Supplied material
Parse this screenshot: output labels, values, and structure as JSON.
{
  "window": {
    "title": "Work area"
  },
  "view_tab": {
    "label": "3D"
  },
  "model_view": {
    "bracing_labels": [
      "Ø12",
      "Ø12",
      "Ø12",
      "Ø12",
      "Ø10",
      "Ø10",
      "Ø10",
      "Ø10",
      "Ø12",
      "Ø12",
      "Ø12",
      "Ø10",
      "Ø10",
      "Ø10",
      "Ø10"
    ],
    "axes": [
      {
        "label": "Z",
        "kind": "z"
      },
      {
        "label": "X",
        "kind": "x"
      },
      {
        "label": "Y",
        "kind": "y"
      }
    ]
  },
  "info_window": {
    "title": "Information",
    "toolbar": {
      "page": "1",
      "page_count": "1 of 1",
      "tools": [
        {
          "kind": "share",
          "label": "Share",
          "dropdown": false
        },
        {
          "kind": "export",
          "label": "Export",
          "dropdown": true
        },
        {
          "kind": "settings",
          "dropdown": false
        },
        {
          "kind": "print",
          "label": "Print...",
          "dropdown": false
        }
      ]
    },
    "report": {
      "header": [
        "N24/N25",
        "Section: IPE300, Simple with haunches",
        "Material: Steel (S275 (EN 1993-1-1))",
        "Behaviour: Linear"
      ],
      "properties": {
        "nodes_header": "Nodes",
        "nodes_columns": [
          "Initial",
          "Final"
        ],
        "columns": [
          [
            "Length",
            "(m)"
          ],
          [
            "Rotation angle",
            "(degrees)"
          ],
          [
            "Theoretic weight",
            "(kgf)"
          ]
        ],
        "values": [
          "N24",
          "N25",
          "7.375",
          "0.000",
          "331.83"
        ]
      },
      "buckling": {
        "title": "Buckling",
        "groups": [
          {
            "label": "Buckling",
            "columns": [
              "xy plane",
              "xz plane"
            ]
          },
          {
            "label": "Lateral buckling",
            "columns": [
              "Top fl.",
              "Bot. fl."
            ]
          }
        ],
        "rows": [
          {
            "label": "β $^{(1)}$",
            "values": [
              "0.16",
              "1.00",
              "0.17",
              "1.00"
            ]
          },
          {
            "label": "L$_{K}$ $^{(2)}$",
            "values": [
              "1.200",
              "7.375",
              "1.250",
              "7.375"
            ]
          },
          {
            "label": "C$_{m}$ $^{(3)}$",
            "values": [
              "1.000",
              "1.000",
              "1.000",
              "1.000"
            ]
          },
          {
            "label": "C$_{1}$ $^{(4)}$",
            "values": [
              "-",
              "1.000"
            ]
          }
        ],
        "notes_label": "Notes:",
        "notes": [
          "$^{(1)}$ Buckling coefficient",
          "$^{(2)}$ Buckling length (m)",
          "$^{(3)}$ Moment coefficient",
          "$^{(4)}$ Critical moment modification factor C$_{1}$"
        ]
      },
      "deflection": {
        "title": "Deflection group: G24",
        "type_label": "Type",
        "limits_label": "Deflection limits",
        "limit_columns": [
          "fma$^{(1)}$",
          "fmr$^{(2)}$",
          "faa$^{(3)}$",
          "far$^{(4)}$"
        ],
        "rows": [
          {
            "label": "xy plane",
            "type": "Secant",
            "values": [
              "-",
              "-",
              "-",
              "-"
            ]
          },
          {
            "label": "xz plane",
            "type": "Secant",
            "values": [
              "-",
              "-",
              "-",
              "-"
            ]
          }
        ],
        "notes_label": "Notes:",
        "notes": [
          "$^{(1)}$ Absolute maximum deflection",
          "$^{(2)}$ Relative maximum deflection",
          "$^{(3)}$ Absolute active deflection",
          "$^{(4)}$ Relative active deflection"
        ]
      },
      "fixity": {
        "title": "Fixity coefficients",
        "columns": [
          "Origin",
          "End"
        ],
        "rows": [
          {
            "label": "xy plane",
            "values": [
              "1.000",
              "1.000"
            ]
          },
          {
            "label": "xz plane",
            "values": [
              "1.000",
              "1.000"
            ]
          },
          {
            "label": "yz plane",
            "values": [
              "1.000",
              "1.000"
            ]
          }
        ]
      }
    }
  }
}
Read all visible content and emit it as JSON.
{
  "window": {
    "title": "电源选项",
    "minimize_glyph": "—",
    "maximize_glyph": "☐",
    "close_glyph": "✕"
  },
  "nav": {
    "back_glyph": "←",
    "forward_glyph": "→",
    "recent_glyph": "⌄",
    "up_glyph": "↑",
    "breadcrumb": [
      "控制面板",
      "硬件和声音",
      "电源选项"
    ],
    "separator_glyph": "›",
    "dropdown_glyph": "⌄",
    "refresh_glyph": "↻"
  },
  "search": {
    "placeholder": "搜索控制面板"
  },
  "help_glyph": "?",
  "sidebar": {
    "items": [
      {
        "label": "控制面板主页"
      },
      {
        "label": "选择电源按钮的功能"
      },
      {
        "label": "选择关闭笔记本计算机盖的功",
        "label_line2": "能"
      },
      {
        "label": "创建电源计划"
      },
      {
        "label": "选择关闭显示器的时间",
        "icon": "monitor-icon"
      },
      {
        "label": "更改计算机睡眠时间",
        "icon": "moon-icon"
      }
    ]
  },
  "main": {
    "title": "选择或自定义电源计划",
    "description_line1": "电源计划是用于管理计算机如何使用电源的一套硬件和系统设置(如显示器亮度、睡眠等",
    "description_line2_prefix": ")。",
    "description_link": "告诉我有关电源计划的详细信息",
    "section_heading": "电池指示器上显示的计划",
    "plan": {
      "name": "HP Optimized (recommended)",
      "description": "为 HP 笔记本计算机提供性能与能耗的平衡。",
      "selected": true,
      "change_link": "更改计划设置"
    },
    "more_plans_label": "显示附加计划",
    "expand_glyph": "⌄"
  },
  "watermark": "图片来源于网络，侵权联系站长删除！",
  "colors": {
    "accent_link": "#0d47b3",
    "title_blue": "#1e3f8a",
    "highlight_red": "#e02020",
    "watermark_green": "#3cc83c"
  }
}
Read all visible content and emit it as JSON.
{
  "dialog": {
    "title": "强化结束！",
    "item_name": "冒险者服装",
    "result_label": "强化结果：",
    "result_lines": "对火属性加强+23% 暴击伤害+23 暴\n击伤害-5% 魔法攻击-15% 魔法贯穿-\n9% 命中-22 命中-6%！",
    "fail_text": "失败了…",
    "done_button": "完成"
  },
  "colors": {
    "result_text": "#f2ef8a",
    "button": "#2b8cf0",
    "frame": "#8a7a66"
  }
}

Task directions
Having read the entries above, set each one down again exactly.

Your response
Parse this screenshot: output labels, values, and structure as JSON.
{
  "window": {
    "title": "Work area"
  },
  "view_tab": {
    "label": "3D"
  },
  "model_view": {
    "bracing_labels": [
      "Ø12",
      "Ø12",
      "Ø12",
      "Ø12",
      "Ø10",
      "Ø10",
      "Ø10",
      "Ø10",
      "Ø12",
      "Ø12",
      "Ø12",
      "Ø10",
      "Ø10",
      "Ø10",
      "Ø10"
    ],
    "axes": [
      {
        "label": "Z",
        "kind": "z"
      },
      {
        "label": "X",
        "kind": "x"
      },
      {
        "label": "Y",
        "kind": "y"
      }
    ]
  },
  "info_window": {
    "title": "Information",
    "toolbar": {
      "page": "1",
      "page_count": "1 of 1",
      "tools": [
        {
          "kind": "share",
          "label": "Share",
          "dropdown": false
        },
        {
          "kind": "export",
          "label": "Export",
          "dropdown": true
        },
        {
          "kind": "settings",
          "dropdown": false
        },
        {
          "kind": "print",
          "label": "Print...",
          "dropdown": false
        }
      ]
    },
    "report": {
      "header": [
        "N24/N25",
        "Section: IPE300, Simple with haunches",
        "Material: Steel (S275 (EN 1993-1-1))",
        "Behaviour: Linear"
      ],
      "properties": {
        "nodes_header": "Nodes",
        "nodes_columns": [
          "Initial",
          "Final"
        ],
        "columns": [
          [
            "Length",
            "(m)"
          ],
          [
            "Rotation angle",
            "(degrees)"
          ],
          [
            "Theoretic weight",
            "(kgf)"
          ]
        ],
        "values": [
          "N24",
          "N25",
          "7.375",
          "0.000",
          "331.83"
        ]
      },
      "buckling": {
        "title": "Buckling",
        "groups": [
          {
            "label": "Buckling",
            "columns": [
              "xy plane",
              "xz plane"
            ]
          },
          {
            "label": "Lateral buckling",
            "columns": [
              "Top fl.",
              "Bot. fl."
            ]
          }
        ],
        "rows": [
          {
            "label": "β $^{(1)}$",
            "values": [
              "0.16",
              "1.00",
              "0.17",
              "1.00"
            ]
          },
          {
            "label": "L$_{K}$ $^{(2)}$",
            "values": [
              "1.200",
              "7.375",
              "1.250",
              "7.375"
            ]
          },
          {
            "label": "C$_{m}$ $^{(3)}$",
            "values": [
              "1.000",
              "1.000",
              "1.000",
              "1.000"
            ]
          },
          {
            "label": "C$_{1}$ $^{(4)}$",
            "values": [
              "-",
              "1.000"
            ]
          }
        ],
        "notes_label": "Notes:",
        "notes": [
          "$^{(1)}$ Buckling coefficient",
          "$^{(2)}$ Buckling length (m)",
          "$^{(3)}$ Moment coefficient",
          "$^{(4)}$ Critical moment modification factor C$_{1}$"
        ]
      },
      "deflection": {
        "title": "Deflection group: G24",
        "type_label": "Type",
        "limits_label": "Deflection limits",
        "limit_columns": [
          "fma$^{(1)}$",
          "fmr$^{(2)}$",
          "faa$^{(3)}$",
          "far$^{(4)}$"
        ],
        "rows": [
          {
            "label": "xy plane",
            "type": "Secant",
            "values": [
              "-",
              "-",
              "-",
              "-"
            ]
          },
          {
            "label": "xz plane",
            "type": "Secant",
            "values": [
              "-",
              "-",
              "-",
              "-"
            ]
          }
        ],
        "notes_label": "Notes:",
        "notes": [
          "$^{(1)}$ Absolute maximum deflection",
          "$^{(2)}$ Relative maximum deflection",
          "$^{(3)}$ Absolute active deflection",
          "$^{(4)}$ Relative active deflection"
        ]
      },
      "fixity": {
        "title": "Fixity coefficients",
        "columns": [
          "Origin",
          "End"
        ],
        "rows": [
          {
            "label": "xy plane",
            "values": [
              "1.000",
              "1.000"
            ]
          },
          {
            "label": "xz plane",
            "values": [
              "1.000",
              "1.000"
            ]
          },
          {
            "label": "yz plane",
            "values": [
              "1.000",
              "1.000"
            ]
          }
        ]
      }
    }
  }
}
Read all visible content and emit it as JSON.
{
  "window": {
    "title": "电源选项",
    "minimize_glyph": "—",
    "maximize_glyph": "☐",
    "close_glyph": "✕"
  },
  "nav": {
    "back_glyph": "←",
    "forward_glyph": "→",
    "recent_glyph": "⌄",
    "up_glyph": "↑",
    "breadcrumb": [
      "控制面板",
      "硬件和声音",
      "电源选项"
    ],
    "separator_glyph": "›",
    "dropdown_glyph": "⌄",
    "refresh_glyph": "↻"
  },
  "search": {
    "placeholder": "搜索控制面板"
  },
  "help_glyph": "?",
  "sidebar": {
    "items": [
      {
        "label": "控制面板主页"
      },
      {
        "label": "选择电源按钮的功能"
      },
      {
        "label": "选择关闭笔记本计算机盖的功",
        "label_line2": "能"
      },
      {
        "label": "创建电源计划"
      },
      {
        "label": "选择关闭显示器的时间",
        "icon": "monitor-icon"
      },
      {
        "label": "更改计算机睡眠时间",
        "icon": "moon-icon"
      }
    ]
  },
  "main": {
    "title": "选择或自定义电源计划",
    "description_line1": "电源计划是用于管理计算机如何使用电源的一套硬件和系统设置(如显示器亮度、睡眠等",
    "description_line2_prefix": ")。",
    "description_link": "告诉我有关电源计划的详细信息",
    "section_heading": "电池指示器上显示的计划",
    "plan": {
      "name": "HP Optimized (recommended)",
      "description": "为 HP 笔记本计算机提供性能与能耗的平衡。",
      "selected": true,
      "change_link": "更改计划设置"
    },
    "more_plans_label": "显示附加计划",
    "expand_glyph": "⌄"
  },
  "watermark": "图片来源于网络，侵权联系站长删除！",
  "colors": {
    "accent_link": "#0d47b3",
    "title_blue": "#1e3f8a",
    "highlight_red": "#e02020",
    "watermark_green": "#3cc83c"
  }
}
Read all visible content and emit it as JSON.
{
  "dialog": {
    "title": "强化结束！",
    "item_name": "冒险者服装",
    "result_label": "强化结果：",
    "result_lines": "对火属性加强+23% 暴击伤害+23 暴\n击伤害-5% 魔法攻击-15% 魔法贯穿-\n9% 命中-22 命中-6%！",
    "fail_text": "失败了…",
    "done_button": "完成"
  },
  "colors": {
    "result_text": "#f2ef8a",
    "button": "#2b8cf0",
    "frame": "#8a7a66"
  }
}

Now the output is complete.